## TO DO
Search the listing for the word "XAUUSD" and return each line that contains it.

## SUPPLIED RECORDS
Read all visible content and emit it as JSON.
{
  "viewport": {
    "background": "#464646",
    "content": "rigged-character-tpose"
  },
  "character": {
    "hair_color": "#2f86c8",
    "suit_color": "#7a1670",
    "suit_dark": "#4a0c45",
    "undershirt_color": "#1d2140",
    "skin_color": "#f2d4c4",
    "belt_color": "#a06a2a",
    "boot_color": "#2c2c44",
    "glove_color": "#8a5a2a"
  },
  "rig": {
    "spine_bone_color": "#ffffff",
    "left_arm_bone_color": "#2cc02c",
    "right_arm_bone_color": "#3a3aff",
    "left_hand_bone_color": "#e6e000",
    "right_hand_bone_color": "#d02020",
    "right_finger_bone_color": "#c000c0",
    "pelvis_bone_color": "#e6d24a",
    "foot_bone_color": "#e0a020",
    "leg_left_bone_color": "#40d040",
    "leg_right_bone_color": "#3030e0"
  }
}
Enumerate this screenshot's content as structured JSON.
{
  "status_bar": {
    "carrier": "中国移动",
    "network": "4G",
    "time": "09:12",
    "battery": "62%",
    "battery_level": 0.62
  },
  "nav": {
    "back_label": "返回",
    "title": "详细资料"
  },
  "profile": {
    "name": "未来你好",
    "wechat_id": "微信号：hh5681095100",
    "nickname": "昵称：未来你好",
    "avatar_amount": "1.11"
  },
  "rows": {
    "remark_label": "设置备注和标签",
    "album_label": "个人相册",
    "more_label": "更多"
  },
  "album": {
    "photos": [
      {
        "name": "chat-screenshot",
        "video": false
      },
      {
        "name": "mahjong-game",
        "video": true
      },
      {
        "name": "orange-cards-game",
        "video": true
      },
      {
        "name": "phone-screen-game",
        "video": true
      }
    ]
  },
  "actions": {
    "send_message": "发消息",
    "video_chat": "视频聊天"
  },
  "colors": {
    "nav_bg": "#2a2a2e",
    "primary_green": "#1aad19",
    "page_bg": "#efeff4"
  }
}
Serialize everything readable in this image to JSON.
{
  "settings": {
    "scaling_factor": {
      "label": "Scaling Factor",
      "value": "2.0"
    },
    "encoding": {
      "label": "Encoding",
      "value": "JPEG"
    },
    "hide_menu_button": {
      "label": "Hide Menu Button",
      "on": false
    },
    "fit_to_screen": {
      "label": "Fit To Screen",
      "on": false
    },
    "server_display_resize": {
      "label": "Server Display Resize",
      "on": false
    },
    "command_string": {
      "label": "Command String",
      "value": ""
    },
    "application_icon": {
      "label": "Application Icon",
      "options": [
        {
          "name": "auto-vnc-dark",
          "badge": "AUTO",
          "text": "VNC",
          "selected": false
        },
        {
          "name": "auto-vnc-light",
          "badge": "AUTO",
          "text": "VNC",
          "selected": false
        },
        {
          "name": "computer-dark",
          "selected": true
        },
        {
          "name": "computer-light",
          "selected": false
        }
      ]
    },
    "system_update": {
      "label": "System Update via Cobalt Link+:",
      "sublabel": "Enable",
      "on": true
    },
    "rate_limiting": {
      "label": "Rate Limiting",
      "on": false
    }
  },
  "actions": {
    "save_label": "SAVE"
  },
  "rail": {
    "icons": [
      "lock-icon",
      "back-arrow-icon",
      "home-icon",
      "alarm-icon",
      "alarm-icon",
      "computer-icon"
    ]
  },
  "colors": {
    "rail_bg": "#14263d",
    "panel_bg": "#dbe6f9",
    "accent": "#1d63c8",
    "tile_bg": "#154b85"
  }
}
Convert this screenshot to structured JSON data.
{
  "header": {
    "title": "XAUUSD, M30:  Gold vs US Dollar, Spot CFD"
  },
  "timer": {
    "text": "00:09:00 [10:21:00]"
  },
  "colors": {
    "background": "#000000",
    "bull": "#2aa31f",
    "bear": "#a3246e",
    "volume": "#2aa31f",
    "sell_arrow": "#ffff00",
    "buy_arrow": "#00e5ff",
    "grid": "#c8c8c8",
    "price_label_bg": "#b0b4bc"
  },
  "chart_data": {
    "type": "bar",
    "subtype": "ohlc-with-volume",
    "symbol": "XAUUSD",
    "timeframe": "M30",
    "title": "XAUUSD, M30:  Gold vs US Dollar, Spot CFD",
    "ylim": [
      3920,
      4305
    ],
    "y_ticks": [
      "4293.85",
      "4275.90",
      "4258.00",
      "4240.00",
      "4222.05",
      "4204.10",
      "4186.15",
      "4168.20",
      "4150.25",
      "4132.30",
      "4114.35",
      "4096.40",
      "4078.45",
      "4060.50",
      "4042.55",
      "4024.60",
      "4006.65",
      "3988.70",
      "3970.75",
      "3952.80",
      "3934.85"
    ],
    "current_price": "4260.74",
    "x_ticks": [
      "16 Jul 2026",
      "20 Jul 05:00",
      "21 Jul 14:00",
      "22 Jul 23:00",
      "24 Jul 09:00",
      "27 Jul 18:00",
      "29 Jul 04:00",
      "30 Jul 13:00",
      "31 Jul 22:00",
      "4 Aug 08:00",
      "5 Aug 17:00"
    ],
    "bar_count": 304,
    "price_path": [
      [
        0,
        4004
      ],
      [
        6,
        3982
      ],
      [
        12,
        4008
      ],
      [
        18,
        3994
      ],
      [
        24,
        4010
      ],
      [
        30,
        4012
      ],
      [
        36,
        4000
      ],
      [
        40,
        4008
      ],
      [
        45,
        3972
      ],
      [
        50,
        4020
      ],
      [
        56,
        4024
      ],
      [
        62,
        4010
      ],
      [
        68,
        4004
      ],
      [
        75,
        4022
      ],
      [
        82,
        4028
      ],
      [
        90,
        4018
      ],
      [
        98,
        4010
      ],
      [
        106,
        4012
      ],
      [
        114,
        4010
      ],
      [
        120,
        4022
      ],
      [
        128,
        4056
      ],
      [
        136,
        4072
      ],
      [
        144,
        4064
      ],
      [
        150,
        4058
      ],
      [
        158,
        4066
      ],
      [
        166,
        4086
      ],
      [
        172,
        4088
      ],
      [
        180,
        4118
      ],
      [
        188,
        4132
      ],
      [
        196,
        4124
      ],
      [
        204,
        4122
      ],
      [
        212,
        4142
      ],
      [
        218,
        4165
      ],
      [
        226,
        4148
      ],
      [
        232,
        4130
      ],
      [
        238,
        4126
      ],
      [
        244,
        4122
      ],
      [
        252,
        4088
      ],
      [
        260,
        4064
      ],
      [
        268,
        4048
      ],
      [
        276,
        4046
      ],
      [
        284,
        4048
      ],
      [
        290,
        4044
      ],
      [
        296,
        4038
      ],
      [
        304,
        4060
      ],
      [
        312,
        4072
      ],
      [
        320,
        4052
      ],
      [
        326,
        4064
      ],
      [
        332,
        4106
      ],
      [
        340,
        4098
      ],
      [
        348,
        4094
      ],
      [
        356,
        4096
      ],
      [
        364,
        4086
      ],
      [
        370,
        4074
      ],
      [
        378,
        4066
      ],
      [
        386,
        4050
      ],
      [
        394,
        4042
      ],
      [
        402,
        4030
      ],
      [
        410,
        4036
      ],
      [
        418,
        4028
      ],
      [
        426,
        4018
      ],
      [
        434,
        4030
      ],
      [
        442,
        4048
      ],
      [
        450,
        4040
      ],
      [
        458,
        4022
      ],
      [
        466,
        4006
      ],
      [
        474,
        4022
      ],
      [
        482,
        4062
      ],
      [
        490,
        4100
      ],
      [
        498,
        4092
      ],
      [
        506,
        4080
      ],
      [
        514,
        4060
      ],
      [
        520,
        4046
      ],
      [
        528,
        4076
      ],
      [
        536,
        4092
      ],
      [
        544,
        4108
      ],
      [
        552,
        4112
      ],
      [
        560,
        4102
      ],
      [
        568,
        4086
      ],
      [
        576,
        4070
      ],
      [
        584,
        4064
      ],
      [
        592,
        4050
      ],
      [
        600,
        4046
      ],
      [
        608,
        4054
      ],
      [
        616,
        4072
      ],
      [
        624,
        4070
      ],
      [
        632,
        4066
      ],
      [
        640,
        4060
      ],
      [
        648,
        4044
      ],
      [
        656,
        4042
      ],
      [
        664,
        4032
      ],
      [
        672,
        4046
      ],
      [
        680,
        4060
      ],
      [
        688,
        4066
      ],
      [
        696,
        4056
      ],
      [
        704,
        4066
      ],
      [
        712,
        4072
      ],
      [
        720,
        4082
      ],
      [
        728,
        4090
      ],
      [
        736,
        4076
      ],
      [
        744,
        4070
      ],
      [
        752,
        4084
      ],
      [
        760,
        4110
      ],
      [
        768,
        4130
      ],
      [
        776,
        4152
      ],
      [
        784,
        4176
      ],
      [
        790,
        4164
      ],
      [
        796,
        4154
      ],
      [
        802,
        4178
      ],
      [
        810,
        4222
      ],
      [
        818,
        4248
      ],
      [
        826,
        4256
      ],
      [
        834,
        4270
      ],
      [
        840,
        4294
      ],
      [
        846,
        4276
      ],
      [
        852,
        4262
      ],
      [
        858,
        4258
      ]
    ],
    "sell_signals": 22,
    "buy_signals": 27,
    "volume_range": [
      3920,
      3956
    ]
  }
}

## SOLUTION BELOW
    "title": "XAUUSD, M30:  Gold vs US Dollar, Spot CFD"
    "symbol": "XAUUSD",
    "title": "XAUUSD, M30:  Gold vs US Dollar, Spot CFD",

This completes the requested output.